Whenever a line below includes the word "Kursmaterial", copy that line.

Dataset excerpts
◇ ◇ ◇

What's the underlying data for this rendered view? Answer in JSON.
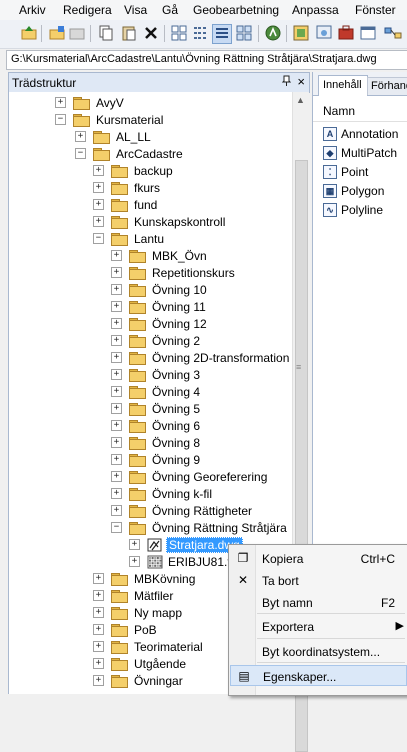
{
  "menubar": [
    "Arkiv",
    "Redigera",
    "Visa",
    "Gå",
    "Geobearbetning",
    "Anpassa",
    "Fönster"
  ],
  "path": "G:\\Kursmaterial\\ArcCadastre\\Lantu\\Övning Rättning Stråtjära\\Stratjara.dwg",
  "tree_panel": {
    "title": "Trädstruktur",
    "pin": "ᵖ",
    "close": "×"
  },
  "tree": [
    {
      "label": "AvyV",
      "level": 1,
      "expander": "+",
      "icon": "folder"
    },
    {
      "label": "Kursmaterial",
      "level": 1,
      "expander": "−",
      "icon": "folder"
    },
    {
      "label": "AL_LL",
      "level": 2,
      "expander": "+",
      "icon": "folder"
    },
    {
      "label": "ArcCadastre",
      "level": 2,
      "expander": "−",
      "icon": "folder"
    },
    {
      "label": "backup",
      "level": 3,
      "expander": "+",
      "icon": "folder"
    },
    {
      "label": "fkurs",
      "level": 3,
      "expander": "+",
      "icon": "folder"
    },
    {
      "label": "fund",
      "level": 3,
      "expander": "+",
      "icon": "folder"
    },
    {
      "label": "Kunskapskontroll",
      "level": 3,
      "expander": "+",
      "icon": "folder"
    },
    {
      "label": "Lantu",
      "level": 3,
      "expander": "−",
      "icon": "folder"
    },
    {
      "label": "MBK_Övn",
      "level": 4,
      "expander": "+",
      "icon": "folder"
    },
    {
      "label": "Repetitionskurs",
      "level": 4,
      "expander": "+",
      "icon": "folder"
    },
    {
      "label": "Övning 10",
      "level": 4,
      "expander": "+",
      "icon": "folder"
    },
    {
      "label": "Övning 11",
      "level": 4,
      "expander": "+",
      "icon": "folder"
    },
    {
      "label": "Övning 12",
      "level": 4,
      "expander": "+",
      "icon": "folder"
    },
    {
      "label": "Övning 2",
      "level": 4,
      "expander": "+",
      "icon": "folder"
    },
    {
      "label": "Övning 2D-transformation",
      "level": 4,
      "expander": "+",
      "icon": "folder"
    },
    {
      "label": "Övning 3",
      "level": 4,
      "expander": "+",
      "icon": "folder"
    },
    {
      "label": "Övning 4",
      "level": 4,
      "expander": "+",
      "icon": "folder"
    },
    {
      "label": "Övning 5",
      "level": 4,
      "expander": "+",
      "icon": "folder"
    },
    {
      "label": "Övning 6",
      "level": 4,
      "expander": "+",
      "icon": "folder"
    },
    {
      "label": "Övning 8",
      "level": 4,
      "expander": "+",
      "icon": "folder"
    },
    {
      "label": "Övning 9",
      "level": 4,
      "expander": "+",
      "icon": "folder"
    },
    {
      "label": "Övning Georeferering",
      "level": 4,
      "expander": "+",
      "icon": "folder"
    },
    {
      "label": "Övning k-fil",
      "level": 4,
      "expander": "+",
      "icon": "folder"
    },
    {
      "label": "Övning Rättigheter",
      "level": 4,
      "expander": "+",
      "icon": "folder"
    },
    {
      "label": "Övning Rättning Stråtjära",
      "level": 4,
      "expander": "−",
      "icon": "folder"
    },
    {
      "label": "Stratjara.dwg",
      "level": 5,
      "expander": "+",
      "icon": "cad",
      "selected": true
    },
    {
      "label": "ERIBJU81.tif",
      "level": 5,
      "expander": "+",
      "icon": "raster"
    },
    {
      "label": "MBKövning",
      "level": 3,
      "expander": "+",
      "icon": "folder"
    },
    {
      "label": "Mätfiler",
      "level": 3,
      "expander": "+",
      "icon": "folder"
    },
    {
      "label": "Ny mapp",
      "level": 3,
      "expander": "+",
      "icon": "folder"
    },
    {
      "label": "PoB",
      "level": 3,
      "expander": "+",
      "icon": "folder"
    },
    {
      "label": "Teorimaterial",
      "level": 3,
      "expander": "+",
      "icon": "folder"
    },
    {
      "label": "Utgående",
      "level": 3,
      "expander": "+",
      "icon": "folder"
    },
    {
      "label": "Övningar",
      "level": 3,
      "expander": "+",
      "icon": "folder"
    }
  ],
  "right_panel": {
    "tab_active": "Innehåll",
    "tab_other": "Förhand",
    "column": "Namn",
    "items": [
      {
        "label": "Annotation",
        "icon": "annotation-icon",
        "glyph": "A"
      },
      {
        "label": "MultiPatch",
        "icon": "multipatch-icon",
        "glyph": "◆"
      },
      {
        "label": "Point",
        "icon": "point-icon",
        "glyph": "⁚"
      },
      {
        "label": "Polygon",
        "icon": "polygon-icon",
        "glyph": "▦"
      },
      {
        "label": "Polyline",
        "icon": "polyline-icon",
        "glyph": "∿"
      }
    ]
  },
  "context_menu": {
    "items": [
      {
        "label": "Kopiera",
        "shortcut": "Ctrl+C",
        "icon": "copy-icon",
        "glyph": "❐"
      },
      {
        "label": "Ta bort",
        "shortcut": "",
        "icon": "delete-icon",
        "glyph": "✕"
      },
      {
        "label": "Byt namn",
        "shortcut": "F2",
        "icon": "",
        "glyph": ""
      },
      {
        "label": "Exportera",
        "shortcut": "",
        "icon": "",
        "glyph": "",
        "submenu": "▶"
      },
      {
        "label": "Byt koordinatsystem...",
        "shortcut": "",
        "icon": "",
        "glyph": ""
      },
      {
        "label": "Egenskaper...",
        "shortcut": "",
        "icon": "properties-icon",
        "glyph": "▤",
        "highlighted": true
      }
    ]
  },
  "colors": {
    "selection": "#3399ff",
    "folder": "#f4cf6a",
    "panel_header": "#dfe8f5",
    "menu_highlight": "#dbe8f8"
  }
}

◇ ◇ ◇

[RESPONSE BELOW]
  "path": "G:\\Kursmaterial\\ArcCadastre\\Lantu\\Övning Rättning Stråtjära\\Stratjara.dwg",
      "label": "Kursmaterial",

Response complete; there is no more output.